(Exercise data Opens)

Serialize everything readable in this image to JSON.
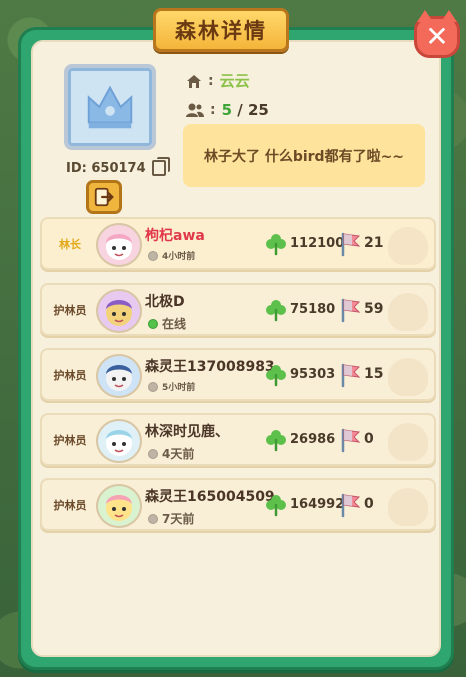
{
  "dialog": {
    "title": "森林详情",
    "close_label": "✕"
  },
  "forest": {
    "id_label": "ID: 650174",
    "name": "云云",
    "members_current": "5",
    "members_sep": " / ",
    "members_max": "25",
    "motto": "林子大了  什么bird都有了啦~~"
  },
  "icons": {
    "home": "home-icon",
    "members": "members-icon",
    "copy": "copy-icon",
    "exit": "exit-icon",
    "clover": "clover-icon",
    "flag": "flag-icon"
  },
  "colors": {
    "frame": "#2fa66f",
    "panel": "#f7f0dc",
    "title_tab": "#f4b53a",
    "close": "#f46a5a",
    "online": "#52c24a",
    "leader_name": "#e0384a",
    "leader_role": "#e2a818"
  },
  "members": [
    {
      "role": "林长",
      "name": "枸杞awa",
      "status": "4小时前",
      "online": false,
      "small_status": true,
      "clover": "112100",
      "flags": "21",
      "leader": true
    },
    {
      "role": "护林员",
      "name": "北极D",
      "status": "在线",
      "online": true,
      "small_status": false,
      "clover": "75180",
      "flags": "59",
      "leader": false
    },
    {
      "role": "护林员",
      "name": "森灵王137008983",
      "status": "5小时前",
      "online": false,
      "small_status": true,
      "clover": "95303",
      "flags": "15",
      "leader": false
    },
    {
      "role": "护林员",
      "name": "林深时见鹿、",
      "status": "4天前",
      "online": false,
      "small_status": false,
      "clover": "26986",
      "flags": "0",
      "leader": false
    },
    {
      "role": "护林员",
      "name": "森灵王165004509",
      "status": "7天前",
      "online": false,
      "small_status": false,
      "clover": "164992",
      "flags": "0",
      "leader": false
    }
  ]
}
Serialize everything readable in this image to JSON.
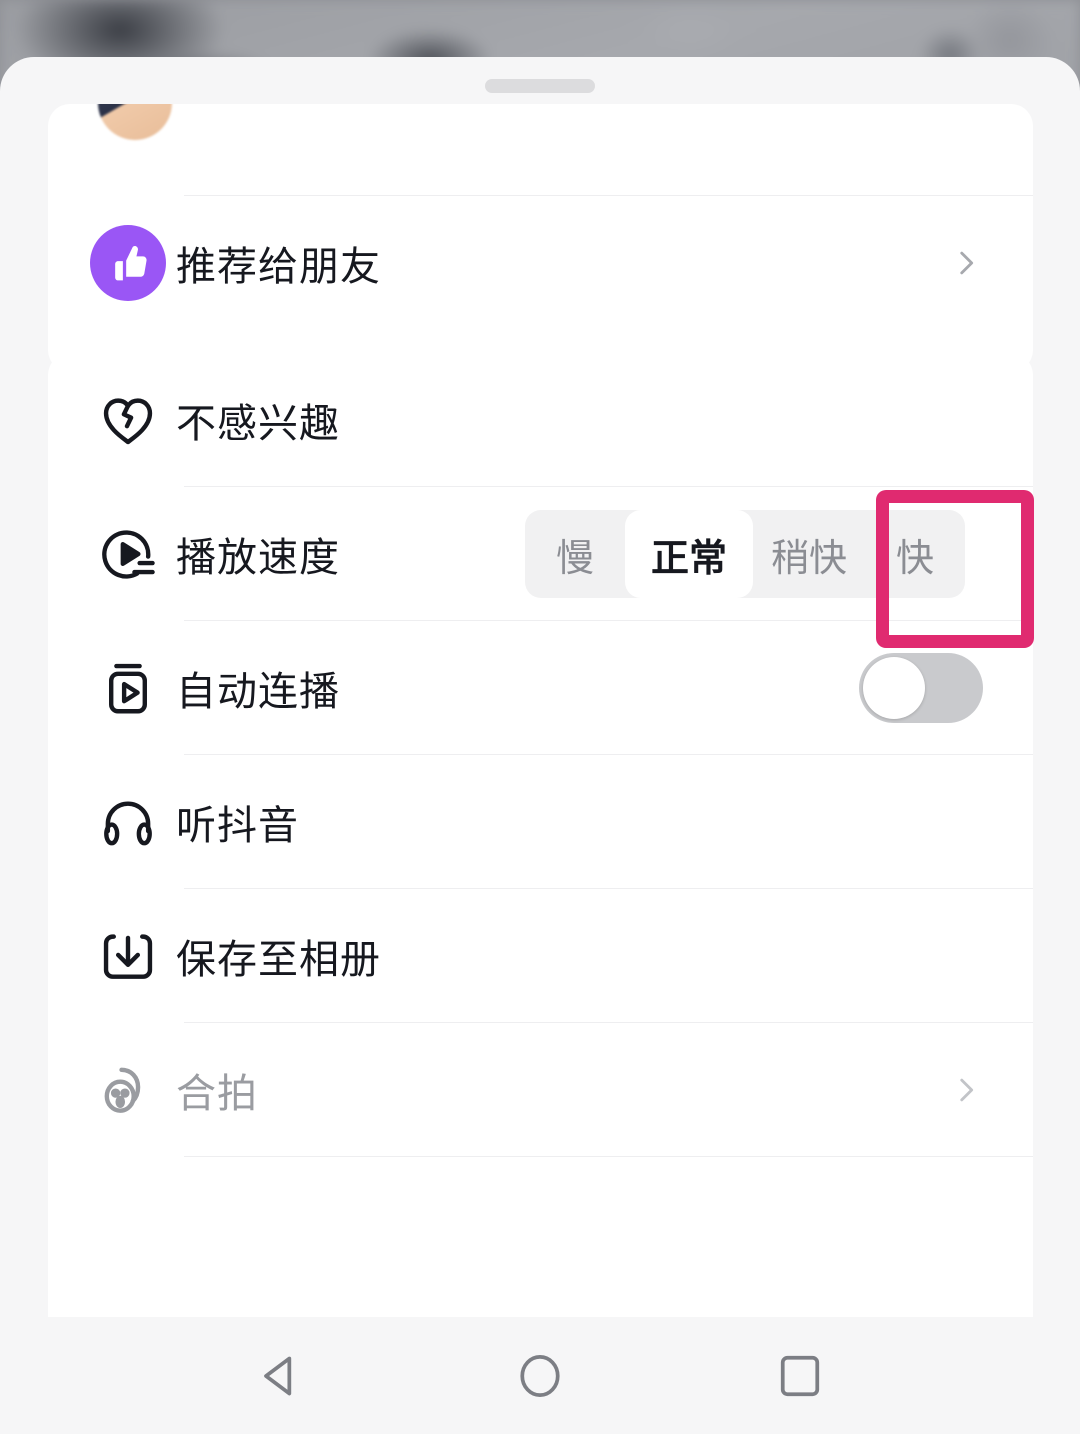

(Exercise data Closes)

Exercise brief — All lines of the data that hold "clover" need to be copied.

The answer —
    "clover": "clover-icon",
      "clover": "112100",
      "clover": "75180",
      "clover": "95303",
      "clover": "26986",
      "clover": "164992",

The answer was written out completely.